### Problem requirements
Each line in the data holding "最强贺岁档" should be listed.

━━━━━━━━━━━━━━━━━━━━━━━━━━━━━━

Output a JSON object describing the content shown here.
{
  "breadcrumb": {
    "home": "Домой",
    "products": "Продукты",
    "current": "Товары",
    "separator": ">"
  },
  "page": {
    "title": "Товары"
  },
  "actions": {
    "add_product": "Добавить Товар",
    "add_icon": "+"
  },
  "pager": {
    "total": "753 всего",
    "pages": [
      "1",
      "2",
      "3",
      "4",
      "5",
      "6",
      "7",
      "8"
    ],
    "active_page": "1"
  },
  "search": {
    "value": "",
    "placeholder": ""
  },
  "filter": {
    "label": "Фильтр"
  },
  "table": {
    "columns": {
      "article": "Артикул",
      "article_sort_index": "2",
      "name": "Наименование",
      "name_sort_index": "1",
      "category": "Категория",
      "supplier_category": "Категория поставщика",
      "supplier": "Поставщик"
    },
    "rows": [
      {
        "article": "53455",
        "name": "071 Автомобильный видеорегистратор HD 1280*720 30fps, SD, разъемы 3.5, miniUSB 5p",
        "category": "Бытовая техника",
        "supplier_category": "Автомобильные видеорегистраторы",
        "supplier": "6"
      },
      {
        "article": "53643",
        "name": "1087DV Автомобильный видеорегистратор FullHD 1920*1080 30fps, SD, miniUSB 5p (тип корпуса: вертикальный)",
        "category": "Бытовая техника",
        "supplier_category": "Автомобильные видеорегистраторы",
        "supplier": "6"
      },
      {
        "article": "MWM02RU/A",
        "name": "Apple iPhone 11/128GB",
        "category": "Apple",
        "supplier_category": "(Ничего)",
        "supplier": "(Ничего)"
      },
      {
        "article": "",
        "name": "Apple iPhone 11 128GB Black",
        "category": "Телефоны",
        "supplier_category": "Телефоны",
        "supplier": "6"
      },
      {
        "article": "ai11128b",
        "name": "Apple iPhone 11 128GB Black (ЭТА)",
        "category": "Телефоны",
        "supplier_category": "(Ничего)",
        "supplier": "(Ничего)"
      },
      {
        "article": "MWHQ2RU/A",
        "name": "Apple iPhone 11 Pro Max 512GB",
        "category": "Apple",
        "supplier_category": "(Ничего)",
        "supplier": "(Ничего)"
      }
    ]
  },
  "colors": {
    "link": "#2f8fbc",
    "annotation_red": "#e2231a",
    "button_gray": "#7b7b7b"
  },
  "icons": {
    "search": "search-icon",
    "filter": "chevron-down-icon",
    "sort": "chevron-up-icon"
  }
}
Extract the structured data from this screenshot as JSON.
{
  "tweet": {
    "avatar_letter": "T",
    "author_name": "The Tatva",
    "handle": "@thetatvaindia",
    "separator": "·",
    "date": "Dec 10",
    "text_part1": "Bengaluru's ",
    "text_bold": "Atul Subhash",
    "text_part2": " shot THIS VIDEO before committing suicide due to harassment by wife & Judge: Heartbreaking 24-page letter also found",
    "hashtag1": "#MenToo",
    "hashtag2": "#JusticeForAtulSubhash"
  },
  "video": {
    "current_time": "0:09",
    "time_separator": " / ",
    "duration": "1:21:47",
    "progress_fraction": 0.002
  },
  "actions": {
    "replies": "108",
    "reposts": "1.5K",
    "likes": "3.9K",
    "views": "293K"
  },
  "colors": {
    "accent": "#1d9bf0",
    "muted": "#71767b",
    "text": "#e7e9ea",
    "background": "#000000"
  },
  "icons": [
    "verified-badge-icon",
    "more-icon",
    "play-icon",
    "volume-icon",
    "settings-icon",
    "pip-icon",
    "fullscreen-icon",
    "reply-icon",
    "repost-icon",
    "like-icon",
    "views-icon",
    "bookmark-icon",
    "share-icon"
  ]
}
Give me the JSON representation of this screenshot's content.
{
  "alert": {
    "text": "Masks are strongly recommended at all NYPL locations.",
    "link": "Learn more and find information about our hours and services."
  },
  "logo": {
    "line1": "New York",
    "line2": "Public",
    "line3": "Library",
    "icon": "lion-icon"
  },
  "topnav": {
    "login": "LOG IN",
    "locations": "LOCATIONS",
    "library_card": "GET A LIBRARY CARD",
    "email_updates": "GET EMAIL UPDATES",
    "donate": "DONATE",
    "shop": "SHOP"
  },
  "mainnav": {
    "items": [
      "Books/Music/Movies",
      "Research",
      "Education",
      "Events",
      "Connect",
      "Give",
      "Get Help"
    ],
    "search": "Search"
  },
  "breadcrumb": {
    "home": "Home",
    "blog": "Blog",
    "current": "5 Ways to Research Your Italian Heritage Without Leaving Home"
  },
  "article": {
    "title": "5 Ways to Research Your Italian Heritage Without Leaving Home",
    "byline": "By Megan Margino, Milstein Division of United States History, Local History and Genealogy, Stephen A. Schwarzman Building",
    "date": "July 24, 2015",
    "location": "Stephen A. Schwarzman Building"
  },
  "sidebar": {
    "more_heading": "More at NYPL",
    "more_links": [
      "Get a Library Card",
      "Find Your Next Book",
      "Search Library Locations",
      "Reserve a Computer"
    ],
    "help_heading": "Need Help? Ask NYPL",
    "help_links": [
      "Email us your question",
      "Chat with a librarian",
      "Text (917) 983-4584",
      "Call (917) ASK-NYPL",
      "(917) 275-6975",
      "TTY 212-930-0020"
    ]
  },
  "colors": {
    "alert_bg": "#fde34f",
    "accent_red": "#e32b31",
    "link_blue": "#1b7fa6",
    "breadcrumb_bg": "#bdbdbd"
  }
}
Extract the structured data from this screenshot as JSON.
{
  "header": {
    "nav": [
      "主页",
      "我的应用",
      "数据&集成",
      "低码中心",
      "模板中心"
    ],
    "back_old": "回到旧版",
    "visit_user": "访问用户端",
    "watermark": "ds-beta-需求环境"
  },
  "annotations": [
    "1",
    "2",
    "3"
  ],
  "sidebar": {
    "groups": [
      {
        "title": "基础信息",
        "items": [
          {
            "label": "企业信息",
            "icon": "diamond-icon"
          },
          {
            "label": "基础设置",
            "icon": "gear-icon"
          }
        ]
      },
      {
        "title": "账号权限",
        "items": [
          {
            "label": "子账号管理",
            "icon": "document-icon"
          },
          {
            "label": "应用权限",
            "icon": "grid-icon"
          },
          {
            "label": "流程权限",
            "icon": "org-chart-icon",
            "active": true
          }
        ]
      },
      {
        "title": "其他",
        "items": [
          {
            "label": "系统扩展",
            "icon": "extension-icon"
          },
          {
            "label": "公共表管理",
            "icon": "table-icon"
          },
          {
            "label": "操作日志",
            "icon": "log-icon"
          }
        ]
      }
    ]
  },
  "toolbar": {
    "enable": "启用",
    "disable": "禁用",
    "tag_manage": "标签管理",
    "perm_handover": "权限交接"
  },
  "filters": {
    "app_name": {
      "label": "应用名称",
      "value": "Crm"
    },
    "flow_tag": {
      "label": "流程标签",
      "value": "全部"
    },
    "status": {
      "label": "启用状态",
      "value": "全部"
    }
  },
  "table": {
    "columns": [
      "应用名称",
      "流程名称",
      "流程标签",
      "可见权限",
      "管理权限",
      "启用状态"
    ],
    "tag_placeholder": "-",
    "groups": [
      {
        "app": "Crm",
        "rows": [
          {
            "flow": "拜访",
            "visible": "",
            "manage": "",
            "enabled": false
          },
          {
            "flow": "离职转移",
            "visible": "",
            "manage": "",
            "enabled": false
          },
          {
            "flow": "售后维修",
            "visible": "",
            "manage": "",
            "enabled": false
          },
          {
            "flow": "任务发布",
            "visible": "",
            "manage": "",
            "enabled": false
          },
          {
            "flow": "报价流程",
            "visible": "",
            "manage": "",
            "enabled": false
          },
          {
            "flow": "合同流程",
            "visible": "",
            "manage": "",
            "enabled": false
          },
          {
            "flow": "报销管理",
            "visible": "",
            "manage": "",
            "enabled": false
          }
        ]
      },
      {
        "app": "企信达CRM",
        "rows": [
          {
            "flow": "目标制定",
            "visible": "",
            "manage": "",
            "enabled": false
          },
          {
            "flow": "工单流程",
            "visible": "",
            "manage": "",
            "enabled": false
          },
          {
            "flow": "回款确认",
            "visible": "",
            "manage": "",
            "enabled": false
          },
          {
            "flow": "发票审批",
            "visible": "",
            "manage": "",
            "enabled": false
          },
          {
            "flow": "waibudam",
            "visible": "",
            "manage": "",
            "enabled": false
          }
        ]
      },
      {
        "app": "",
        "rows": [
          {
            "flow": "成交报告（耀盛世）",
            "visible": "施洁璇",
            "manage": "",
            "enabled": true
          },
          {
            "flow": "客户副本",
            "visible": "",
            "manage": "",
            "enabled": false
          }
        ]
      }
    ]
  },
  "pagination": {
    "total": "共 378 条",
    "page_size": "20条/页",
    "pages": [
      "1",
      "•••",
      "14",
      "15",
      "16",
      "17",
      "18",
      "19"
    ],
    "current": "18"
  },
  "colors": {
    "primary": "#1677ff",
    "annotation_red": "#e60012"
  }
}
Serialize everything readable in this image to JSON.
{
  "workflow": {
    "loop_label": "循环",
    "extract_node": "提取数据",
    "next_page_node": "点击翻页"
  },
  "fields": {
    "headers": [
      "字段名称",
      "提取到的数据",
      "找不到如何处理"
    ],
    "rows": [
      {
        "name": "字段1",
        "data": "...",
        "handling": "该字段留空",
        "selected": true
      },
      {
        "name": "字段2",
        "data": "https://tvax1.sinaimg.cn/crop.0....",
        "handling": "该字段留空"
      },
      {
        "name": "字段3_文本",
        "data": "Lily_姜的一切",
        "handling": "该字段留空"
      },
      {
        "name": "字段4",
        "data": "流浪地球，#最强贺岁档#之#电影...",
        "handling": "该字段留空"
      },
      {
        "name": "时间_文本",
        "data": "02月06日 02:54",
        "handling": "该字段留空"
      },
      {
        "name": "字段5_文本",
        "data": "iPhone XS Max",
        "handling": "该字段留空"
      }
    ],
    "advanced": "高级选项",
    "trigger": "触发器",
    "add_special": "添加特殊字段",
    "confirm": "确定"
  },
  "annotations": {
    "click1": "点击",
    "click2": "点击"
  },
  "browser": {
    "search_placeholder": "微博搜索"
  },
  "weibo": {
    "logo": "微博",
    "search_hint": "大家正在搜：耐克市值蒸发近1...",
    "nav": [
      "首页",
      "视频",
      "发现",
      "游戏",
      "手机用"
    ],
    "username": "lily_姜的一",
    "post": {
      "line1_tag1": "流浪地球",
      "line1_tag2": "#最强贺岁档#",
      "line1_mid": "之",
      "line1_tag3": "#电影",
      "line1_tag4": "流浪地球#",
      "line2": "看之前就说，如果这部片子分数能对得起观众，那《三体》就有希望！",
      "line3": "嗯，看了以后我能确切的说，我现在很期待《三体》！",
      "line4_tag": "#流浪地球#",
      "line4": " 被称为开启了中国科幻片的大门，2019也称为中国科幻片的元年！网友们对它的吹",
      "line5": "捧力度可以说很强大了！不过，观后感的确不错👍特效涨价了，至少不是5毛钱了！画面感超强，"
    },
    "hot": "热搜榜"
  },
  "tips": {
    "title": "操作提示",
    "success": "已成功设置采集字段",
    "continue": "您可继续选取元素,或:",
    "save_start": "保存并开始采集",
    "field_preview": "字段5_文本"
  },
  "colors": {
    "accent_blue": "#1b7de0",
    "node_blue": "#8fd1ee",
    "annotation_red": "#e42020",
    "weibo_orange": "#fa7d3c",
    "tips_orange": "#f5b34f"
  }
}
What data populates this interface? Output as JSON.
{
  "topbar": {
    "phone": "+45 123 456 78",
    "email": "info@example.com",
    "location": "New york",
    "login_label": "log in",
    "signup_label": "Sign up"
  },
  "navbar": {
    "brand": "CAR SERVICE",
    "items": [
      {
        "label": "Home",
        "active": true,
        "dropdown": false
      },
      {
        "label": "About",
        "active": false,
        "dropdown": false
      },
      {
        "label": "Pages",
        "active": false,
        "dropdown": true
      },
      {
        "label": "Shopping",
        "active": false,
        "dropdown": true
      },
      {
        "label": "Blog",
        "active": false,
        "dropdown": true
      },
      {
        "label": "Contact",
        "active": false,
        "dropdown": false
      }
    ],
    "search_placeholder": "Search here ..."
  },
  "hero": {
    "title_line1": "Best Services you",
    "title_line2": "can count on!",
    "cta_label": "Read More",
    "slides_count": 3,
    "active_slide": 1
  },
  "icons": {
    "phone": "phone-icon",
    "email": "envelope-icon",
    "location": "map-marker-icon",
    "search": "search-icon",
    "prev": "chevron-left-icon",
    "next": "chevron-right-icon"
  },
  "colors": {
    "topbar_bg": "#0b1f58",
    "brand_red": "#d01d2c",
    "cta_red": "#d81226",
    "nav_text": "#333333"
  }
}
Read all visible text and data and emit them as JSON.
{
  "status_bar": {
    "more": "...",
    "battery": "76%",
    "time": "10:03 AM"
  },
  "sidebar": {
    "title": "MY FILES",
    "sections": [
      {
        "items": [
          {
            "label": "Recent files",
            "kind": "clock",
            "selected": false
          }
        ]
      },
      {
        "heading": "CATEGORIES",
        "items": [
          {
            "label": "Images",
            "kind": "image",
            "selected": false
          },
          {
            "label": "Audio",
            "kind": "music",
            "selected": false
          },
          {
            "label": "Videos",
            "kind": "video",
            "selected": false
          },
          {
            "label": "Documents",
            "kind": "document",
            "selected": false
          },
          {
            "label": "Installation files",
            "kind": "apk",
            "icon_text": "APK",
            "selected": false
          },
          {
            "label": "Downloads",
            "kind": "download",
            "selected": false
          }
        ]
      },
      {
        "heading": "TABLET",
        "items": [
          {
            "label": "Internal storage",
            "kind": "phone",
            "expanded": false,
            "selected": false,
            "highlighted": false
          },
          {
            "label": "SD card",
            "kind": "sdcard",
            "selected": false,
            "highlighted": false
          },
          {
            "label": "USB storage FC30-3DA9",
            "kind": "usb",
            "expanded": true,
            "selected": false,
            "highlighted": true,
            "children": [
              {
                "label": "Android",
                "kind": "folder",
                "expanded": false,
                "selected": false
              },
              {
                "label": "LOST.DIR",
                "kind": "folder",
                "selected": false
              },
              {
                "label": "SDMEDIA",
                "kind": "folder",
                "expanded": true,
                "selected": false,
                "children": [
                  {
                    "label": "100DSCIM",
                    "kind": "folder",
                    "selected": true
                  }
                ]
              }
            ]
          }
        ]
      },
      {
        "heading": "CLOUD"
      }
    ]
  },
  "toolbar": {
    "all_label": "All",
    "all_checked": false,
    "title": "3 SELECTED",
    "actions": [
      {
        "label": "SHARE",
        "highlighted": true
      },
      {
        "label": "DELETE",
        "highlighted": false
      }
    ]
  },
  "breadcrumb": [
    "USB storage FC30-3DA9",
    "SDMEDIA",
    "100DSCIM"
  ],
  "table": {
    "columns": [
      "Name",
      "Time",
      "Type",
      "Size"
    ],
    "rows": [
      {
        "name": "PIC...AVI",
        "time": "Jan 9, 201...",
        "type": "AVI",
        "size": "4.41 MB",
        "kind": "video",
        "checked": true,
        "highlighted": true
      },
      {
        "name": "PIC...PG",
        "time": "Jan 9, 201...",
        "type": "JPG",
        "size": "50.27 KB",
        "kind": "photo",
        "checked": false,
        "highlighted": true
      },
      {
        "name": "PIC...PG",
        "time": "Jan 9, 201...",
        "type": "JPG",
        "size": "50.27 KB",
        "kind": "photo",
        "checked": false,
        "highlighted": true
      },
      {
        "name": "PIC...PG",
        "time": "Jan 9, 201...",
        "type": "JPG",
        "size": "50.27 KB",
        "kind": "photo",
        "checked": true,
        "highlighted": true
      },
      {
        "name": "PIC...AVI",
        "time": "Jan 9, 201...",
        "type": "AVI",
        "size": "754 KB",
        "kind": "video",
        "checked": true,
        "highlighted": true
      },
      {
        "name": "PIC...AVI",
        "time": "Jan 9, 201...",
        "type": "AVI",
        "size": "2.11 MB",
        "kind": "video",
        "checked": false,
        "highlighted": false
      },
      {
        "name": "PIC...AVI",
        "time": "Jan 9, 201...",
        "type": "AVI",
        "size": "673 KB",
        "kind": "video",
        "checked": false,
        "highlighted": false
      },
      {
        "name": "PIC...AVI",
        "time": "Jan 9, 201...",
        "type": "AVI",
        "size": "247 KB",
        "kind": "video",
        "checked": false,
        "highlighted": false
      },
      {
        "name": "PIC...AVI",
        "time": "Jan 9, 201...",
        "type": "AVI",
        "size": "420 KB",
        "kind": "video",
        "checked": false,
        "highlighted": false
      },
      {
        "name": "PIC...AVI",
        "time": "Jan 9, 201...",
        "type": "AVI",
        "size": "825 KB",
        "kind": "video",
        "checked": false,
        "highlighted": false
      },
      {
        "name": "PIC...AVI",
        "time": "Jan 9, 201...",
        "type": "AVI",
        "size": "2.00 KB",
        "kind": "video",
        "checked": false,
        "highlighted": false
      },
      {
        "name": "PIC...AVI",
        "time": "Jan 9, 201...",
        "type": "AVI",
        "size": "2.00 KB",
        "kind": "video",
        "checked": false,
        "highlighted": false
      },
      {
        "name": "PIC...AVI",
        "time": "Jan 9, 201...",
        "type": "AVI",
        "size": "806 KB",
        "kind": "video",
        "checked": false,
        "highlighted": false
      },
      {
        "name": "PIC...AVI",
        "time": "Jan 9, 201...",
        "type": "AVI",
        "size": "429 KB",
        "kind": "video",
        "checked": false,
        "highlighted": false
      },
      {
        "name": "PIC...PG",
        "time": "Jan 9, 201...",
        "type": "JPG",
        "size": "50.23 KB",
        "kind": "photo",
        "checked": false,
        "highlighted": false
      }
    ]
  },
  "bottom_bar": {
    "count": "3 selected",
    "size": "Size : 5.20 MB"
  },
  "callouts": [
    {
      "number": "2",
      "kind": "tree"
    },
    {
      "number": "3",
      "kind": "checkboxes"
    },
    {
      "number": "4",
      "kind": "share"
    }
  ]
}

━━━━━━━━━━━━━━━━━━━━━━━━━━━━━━

### Answer box
        "data": "流浪地球，#最强贺岁档#之#电影...",
      "line1_tag2": "#最强贺岁档#",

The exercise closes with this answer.